> **WORKING DATA**
↓

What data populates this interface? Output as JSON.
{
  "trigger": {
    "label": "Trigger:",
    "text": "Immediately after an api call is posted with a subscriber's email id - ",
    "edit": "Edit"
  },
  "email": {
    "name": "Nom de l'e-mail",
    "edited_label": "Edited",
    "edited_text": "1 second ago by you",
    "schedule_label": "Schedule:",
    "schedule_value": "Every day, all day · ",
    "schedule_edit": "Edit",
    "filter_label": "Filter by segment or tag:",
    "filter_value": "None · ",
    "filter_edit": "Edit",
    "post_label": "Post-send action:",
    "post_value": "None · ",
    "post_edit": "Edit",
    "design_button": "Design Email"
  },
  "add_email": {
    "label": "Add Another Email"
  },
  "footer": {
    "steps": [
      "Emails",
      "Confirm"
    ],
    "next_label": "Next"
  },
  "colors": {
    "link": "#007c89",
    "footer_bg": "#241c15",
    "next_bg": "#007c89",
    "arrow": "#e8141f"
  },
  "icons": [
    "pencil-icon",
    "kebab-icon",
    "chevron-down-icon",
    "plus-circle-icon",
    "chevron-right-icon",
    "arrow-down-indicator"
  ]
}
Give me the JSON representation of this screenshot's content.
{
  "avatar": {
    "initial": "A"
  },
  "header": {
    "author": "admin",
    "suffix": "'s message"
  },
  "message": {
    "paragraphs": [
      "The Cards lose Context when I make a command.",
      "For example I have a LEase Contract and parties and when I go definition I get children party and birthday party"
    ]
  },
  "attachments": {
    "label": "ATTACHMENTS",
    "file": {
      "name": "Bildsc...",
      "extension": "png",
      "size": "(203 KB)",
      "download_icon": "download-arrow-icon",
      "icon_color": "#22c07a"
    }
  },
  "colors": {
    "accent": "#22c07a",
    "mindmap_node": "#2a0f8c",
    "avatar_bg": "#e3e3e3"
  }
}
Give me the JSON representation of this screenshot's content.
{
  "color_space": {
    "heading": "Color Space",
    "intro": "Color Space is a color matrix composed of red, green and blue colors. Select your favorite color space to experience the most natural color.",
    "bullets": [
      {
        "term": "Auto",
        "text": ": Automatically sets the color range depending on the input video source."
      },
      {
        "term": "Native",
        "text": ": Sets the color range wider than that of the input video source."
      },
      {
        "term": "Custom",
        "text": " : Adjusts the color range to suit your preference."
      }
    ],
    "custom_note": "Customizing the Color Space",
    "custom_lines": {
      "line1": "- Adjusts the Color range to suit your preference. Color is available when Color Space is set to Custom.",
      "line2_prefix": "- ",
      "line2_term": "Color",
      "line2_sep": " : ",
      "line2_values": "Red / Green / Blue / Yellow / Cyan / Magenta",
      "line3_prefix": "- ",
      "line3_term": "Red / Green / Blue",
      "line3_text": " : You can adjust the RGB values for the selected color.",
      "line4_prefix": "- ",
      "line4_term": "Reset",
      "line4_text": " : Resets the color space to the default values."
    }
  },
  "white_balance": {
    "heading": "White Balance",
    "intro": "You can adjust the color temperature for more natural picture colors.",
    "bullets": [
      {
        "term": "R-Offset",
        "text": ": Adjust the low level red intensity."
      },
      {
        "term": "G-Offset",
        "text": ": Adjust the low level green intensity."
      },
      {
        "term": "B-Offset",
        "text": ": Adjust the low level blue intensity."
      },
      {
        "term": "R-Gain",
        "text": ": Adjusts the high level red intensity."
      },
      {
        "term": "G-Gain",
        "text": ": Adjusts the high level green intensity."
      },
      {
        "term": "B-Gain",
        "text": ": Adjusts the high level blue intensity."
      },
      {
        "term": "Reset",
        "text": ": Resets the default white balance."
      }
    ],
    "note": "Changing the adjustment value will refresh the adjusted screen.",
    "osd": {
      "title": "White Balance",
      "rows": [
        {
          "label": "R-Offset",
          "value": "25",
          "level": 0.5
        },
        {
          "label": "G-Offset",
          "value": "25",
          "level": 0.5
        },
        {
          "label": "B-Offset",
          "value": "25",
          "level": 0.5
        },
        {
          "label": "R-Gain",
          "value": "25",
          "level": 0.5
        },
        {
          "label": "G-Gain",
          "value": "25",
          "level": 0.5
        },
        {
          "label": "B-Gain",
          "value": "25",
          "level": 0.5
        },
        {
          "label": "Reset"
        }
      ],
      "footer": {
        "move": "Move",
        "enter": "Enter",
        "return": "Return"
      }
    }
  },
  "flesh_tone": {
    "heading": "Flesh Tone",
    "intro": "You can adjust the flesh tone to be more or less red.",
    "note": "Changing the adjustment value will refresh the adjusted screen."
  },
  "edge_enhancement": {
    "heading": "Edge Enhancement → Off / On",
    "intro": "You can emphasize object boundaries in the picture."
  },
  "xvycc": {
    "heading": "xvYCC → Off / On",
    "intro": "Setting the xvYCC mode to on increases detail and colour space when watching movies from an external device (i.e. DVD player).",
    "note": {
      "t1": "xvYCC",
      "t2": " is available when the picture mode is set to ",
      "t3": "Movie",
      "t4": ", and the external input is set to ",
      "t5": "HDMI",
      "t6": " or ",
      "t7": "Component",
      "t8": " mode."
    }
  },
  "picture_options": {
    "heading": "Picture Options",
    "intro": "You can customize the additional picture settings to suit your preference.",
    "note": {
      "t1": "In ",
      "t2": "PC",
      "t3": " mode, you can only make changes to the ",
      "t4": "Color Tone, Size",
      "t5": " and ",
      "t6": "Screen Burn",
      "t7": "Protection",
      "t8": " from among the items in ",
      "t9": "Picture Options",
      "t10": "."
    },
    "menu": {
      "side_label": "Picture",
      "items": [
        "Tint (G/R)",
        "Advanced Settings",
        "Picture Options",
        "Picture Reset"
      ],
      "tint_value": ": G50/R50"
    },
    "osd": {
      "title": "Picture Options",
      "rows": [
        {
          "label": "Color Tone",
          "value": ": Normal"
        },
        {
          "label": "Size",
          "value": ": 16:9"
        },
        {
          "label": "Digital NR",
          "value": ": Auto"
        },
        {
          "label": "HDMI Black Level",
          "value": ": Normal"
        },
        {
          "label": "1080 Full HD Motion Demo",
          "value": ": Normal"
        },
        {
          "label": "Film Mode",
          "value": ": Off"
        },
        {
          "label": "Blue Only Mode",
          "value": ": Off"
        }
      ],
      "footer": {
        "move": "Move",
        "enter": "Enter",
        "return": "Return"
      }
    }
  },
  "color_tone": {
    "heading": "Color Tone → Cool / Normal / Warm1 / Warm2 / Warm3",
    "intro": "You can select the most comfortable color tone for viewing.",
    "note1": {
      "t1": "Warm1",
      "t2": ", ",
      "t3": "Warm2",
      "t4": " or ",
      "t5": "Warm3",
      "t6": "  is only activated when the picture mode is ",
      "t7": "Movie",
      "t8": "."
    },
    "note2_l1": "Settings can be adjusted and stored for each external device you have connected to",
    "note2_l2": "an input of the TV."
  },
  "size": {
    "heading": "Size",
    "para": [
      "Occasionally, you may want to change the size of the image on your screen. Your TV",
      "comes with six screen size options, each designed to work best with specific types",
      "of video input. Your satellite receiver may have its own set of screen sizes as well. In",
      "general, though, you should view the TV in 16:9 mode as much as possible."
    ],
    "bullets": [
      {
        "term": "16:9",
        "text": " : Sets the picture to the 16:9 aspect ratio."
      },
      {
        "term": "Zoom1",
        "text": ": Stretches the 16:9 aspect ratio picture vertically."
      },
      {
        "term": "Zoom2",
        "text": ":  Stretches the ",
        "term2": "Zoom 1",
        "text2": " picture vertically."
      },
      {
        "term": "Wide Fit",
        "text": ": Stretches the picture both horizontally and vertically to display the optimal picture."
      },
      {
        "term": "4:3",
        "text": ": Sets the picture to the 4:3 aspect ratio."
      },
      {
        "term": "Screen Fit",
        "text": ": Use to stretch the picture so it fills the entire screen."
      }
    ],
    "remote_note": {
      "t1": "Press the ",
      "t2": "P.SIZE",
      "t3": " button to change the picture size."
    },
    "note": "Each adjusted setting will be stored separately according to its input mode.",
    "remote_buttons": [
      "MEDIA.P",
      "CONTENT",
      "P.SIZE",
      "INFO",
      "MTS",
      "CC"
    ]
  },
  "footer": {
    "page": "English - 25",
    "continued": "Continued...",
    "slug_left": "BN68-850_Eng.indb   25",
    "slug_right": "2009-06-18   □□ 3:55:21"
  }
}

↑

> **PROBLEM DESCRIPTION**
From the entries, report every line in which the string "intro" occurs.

> **THE ANSWER**
    "intro": "Color Space is a color matrix composed of red, green and blue colors. Select your favorite color space to experience the most natural color.",
    "intro": "You can adjust the color temperature for more natural picture colors.",
    "intro": "You can adjust the flesh tone to be more or less red.",
    "intro": "You can emphasize object boundaries in the picture."
    "intro": "Setting the xvYCC mode to on increases detail and colour space when watching movies from an external device (i.e. DVD player).",
    "intro": "You can customize the additional picture settings to suit your preference.",
    "intro": "You can select the most comfortable color tone for viewing.",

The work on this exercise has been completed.